┌─ Records for the task

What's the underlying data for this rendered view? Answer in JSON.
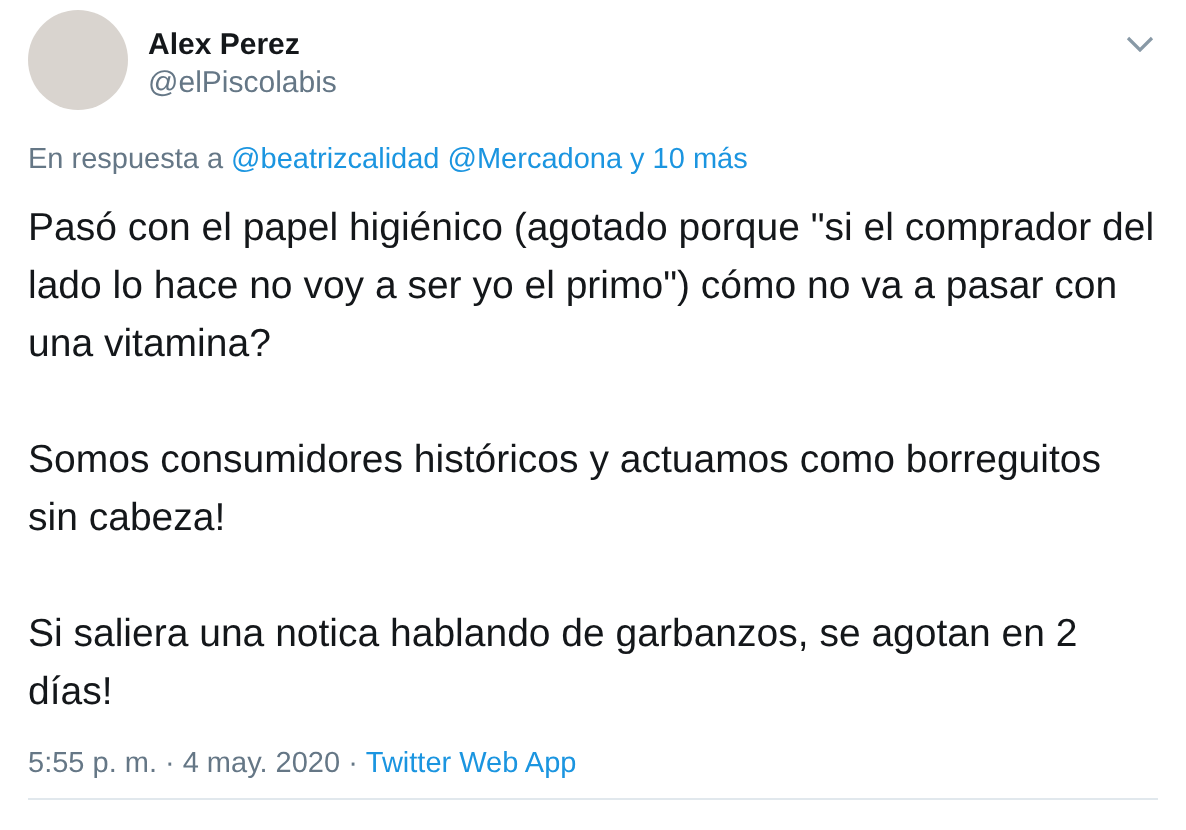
{
  "author": {
    "name": "Alex Perez",
    "handle": "@elPiscolabis"
  },
  "reply_to": {
    "prefix": "En respuesta a",
    "links": [
      "@beatrizcalidad",
      "@Mercadona",
      "y 10 más"
    ]
  },
  "paragraphs": [
    "Pasó con el papel higiénico (agotado porque \"si el comprador del lado lo hace no voy a ser yo el primo\") cómo no va a pasar con una vitamina?",
    "Somos consumidores históricos y actuamos como borreguitos sin cabeza!",
    "Si saliera una notica hablando de garbanzos, se agotan en 2 días!"
  ],
  "footer": {
    "time": "5:55 p. m.",
    "separator": "·",
    "date": "4 may. 2020",
    "separator_2": "·",
    "source": "Twitter Web App"
  }
}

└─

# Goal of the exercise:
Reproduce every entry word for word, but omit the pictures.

# Answer to this exercise:
What's the underlying data for this rendered view? Answer in JSON.
{
  "author": {
    "name": "Alex Perez",
    "handle": "@elPiscolabis"
  },
  "reply_to": {
    "prefix": "En respuesta a",
    "links": [
      "@beatrizcalidad",
      "@Mercadona",
      "y 10 más"
    ]
  },
  "paragraphs": [
    "Pasó con el papel higiénico (agotado porque \"si el comprador del lado lo hace no voy a ser yo el primo\") cómo no va a pasar con una vitamina?",
    "Somos consumidores históricos y actuamos como borreguitos sin cabeza!",
    "Si saliera una notica hablando de garbanzos, se agotan en 2 días!"
  ],
  "footer": {
    "time": "5:55 p. m.",
    "separator": "·",
    "date": "4 may. 2020",
    "separator_2": "·",
    "source": "Twitter Web App"
  }
}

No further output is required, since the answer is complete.